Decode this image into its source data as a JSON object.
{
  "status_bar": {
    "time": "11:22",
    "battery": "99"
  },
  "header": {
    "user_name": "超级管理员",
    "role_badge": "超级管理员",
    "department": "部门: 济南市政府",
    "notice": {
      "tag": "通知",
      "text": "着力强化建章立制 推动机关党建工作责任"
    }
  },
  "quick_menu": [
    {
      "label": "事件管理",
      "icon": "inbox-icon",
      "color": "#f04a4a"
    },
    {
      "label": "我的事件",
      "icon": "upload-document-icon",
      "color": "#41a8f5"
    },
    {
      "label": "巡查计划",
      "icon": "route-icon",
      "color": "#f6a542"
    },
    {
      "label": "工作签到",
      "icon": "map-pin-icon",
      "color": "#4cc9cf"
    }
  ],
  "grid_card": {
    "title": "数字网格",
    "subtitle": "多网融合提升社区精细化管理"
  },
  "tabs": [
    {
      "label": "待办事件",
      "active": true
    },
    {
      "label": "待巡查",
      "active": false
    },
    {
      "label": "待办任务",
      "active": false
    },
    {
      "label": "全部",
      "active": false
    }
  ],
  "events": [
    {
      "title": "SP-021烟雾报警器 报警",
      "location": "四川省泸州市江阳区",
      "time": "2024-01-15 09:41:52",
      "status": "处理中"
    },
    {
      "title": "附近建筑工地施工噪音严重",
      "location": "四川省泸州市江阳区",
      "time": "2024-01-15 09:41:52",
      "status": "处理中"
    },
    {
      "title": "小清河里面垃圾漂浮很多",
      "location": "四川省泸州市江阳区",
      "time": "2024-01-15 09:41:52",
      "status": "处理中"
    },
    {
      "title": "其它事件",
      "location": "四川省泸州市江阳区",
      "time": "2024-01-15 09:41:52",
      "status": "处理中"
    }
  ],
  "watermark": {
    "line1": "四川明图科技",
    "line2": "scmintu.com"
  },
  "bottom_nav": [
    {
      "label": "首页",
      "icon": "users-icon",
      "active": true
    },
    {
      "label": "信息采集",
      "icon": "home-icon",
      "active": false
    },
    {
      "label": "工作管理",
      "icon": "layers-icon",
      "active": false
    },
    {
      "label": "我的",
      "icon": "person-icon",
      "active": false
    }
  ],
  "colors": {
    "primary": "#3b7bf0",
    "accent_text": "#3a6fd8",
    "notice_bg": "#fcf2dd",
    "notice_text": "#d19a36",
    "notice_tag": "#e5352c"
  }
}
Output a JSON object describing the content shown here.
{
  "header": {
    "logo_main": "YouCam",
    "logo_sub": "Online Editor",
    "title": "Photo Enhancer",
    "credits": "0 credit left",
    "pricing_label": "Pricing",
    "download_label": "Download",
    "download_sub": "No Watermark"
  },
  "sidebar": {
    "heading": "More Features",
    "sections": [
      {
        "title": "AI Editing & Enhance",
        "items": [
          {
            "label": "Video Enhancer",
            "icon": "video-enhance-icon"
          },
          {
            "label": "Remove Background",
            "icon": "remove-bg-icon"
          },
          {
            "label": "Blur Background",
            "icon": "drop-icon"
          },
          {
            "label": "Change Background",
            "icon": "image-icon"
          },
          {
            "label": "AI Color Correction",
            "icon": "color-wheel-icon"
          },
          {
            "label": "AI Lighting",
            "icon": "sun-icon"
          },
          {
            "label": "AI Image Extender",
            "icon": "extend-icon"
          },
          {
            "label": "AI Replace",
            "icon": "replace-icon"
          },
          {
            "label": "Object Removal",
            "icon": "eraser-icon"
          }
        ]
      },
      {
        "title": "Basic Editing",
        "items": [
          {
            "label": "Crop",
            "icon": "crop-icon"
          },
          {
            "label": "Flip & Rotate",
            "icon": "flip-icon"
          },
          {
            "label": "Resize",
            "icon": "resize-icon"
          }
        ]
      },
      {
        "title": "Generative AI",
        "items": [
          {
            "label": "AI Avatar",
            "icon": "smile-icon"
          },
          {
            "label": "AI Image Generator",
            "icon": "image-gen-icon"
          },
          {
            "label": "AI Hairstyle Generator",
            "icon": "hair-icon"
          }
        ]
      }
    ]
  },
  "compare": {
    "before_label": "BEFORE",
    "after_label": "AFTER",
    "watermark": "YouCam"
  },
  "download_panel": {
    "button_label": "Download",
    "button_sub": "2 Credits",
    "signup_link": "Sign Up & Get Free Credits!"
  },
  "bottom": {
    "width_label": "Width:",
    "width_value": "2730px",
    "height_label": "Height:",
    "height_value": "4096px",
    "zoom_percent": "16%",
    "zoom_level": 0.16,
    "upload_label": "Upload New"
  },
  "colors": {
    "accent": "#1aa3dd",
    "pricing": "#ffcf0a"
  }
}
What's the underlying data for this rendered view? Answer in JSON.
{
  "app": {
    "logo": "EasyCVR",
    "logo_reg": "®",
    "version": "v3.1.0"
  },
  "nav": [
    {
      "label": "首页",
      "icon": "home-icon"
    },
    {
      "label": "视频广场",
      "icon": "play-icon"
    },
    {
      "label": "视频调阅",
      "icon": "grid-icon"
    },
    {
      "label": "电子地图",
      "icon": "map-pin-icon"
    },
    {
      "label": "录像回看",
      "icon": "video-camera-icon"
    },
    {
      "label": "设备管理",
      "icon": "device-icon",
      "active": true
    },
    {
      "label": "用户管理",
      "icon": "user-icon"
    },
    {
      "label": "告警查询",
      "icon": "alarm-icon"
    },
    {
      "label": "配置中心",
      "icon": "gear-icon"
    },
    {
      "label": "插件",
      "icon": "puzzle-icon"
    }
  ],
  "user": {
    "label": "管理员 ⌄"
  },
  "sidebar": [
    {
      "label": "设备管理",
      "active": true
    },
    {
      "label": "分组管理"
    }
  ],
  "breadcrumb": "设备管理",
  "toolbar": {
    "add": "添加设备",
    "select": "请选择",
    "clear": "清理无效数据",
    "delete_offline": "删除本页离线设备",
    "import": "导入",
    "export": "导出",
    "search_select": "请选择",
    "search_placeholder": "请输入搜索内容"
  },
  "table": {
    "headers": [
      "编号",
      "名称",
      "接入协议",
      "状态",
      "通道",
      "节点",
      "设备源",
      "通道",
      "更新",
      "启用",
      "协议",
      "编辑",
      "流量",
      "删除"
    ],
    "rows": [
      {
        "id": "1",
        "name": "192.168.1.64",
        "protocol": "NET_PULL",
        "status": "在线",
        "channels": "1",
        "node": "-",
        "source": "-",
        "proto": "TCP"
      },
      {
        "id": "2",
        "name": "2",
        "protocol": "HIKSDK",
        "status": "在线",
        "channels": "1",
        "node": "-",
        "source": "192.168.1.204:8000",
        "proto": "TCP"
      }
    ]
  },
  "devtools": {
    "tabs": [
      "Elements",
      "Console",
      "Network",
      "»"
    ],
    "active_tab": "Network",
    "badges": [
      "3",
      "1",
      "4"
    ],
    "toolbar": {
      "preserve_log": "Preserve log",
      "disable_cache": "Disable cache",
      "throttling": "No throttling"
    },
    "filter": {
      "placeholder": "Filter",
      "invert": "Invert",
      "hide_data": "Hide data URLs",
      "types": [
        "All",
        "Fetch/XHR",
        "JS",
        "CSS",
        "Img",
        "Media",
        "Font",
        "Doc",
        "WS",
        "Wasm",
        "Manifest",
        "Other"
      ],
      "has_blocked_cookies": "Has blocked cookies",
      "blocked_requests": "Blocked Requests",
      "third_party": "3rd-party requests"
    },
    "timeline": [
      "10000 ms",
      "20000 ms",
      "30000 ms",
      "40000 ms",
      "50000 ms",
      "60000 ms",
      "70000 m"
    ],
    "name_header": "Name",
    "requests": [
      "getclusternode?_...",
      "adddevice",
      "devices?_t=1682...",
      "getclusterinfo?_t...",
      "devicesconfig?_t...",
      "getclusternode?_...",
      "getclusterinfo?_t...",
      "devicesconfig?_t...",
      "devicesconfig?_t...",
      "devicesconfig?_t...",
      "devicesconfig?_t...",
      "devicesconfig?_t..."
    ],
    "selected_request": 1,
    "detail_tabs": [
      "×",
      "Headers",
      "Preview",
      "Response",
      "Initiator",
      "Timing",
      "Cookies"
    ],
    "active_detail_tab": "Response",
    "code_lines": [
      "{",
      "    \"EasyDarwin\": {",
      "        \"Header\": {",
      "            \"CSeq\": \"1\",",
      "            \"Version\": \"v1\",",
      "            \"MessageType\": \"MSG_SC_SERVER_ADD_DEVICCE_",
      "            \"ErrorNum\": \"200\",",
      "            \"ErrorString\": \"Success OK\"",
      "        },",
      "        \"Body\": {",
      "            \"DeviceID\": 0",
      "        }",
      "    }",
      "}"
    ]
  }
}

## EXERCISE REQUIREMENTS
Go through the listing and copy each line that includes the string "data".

## RESPONSE FOR THIS EXERCISE
Decode this image into its source data as a JSON object.
What's the underlying data for this rendered view? Answer in JSON.
      "hide_data": "Hide data URLs",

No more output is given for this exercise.